OBJECTIVES: An association between maternal smoking during pregnancy and offspring attention-deficit/hyperactivity disorder (ADHD) has been shown across several studies based on self-reports. No previous studies have investigated the association of nicotine exposure measured by cotinine levels during pregnancy and offspring ADHD.
METHODS: In this population-based study, 1079 patients born between 1998 and 1999 and diagnosed with ADHD according to the International Classification of Diseases and 1079 matched controls were identified from Finnish nationwide registers. Maternal cotinine levels were measured by using quantitative immunoassays from maternal serum specimens collected during the first and second trimesters of pregnancy and archived in the national biobank.
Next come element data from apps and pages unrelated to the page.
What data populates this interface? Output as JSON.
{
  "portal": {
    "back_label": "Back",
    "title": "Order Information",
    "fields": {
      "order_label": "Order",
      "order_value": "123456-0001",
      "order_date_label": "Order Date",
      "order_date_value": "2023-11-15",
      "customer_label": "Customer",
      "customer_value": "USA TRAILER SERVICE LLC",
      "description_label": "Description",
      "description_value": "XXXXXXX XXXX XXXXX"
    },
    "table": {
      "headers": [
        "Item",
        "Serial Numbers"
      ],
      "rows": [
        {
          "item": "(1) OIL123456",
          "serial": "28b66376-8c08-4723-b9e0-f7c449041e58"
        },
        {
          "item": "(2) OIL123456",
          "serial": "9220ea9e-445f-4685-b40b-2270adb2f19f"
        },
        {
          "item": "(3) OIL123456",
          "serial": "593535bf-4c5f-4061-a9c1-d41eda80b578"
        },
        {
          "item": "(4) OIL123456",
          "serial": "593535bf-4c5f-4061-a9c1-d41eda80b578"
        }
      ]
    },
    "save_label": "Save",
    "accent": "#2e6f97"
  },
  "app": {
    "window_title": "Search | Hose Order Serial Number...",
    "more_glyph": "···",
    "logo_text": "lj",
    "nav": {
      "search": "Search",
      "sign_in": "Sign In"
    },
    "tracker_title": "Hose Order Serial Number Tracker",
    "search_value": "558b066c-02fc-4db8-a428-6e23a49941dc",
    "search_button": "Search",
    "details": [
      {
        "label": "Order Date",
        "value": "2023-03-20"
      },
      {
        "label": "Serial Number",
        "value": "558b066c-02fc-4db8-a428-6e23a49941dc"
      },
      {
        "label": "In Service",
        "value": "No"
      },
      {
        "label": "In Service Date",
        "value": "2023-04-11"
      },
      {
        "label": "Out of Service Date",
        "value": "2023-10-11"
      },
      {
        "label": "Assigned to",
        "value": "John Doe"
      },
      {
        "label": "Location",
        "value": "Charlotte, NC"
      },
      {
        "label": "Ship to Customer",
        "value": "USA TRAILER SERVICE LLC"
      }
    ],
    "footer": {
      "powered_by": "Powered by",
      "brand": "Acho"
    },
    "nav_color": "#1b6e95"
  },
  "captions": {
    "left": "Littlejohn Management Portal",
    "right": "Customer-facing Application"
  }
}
RESULTS: There was a significant association between increasing log-transformed maternal cotinine levels and offspring ADHD. The odds ratio was 1.09 (95% confidence interval [CI] 1.06–1.12) when adjusting for maternal socioeconomic status, maternal age, maternal psychopathology, paternal age, paternal psychopathology, and child’s birth weight for gestational age. In the categorical analyses with cotinine levels in 3 groups, heavy nicotine exposure (cotinine level >50 ng/mL) was associated with offspring ADHD, with an odds ratio of 2.21 (95% CI 1.63–2.99) in the adjusted analyses. Analyses by deciles of cotinine levels revealed that the adjusted odds for offspring ADHD in the highest decile was 3.34 (95% CI 2.02–5.52).
CONCLUSIONS: The study reveals an association with and a dose-response relationship between nicotine exposure during pregnancy and offspring ADHD. Future studies incorporating maternal smoking and environmental, genetic, and epigenetic factors are warranted.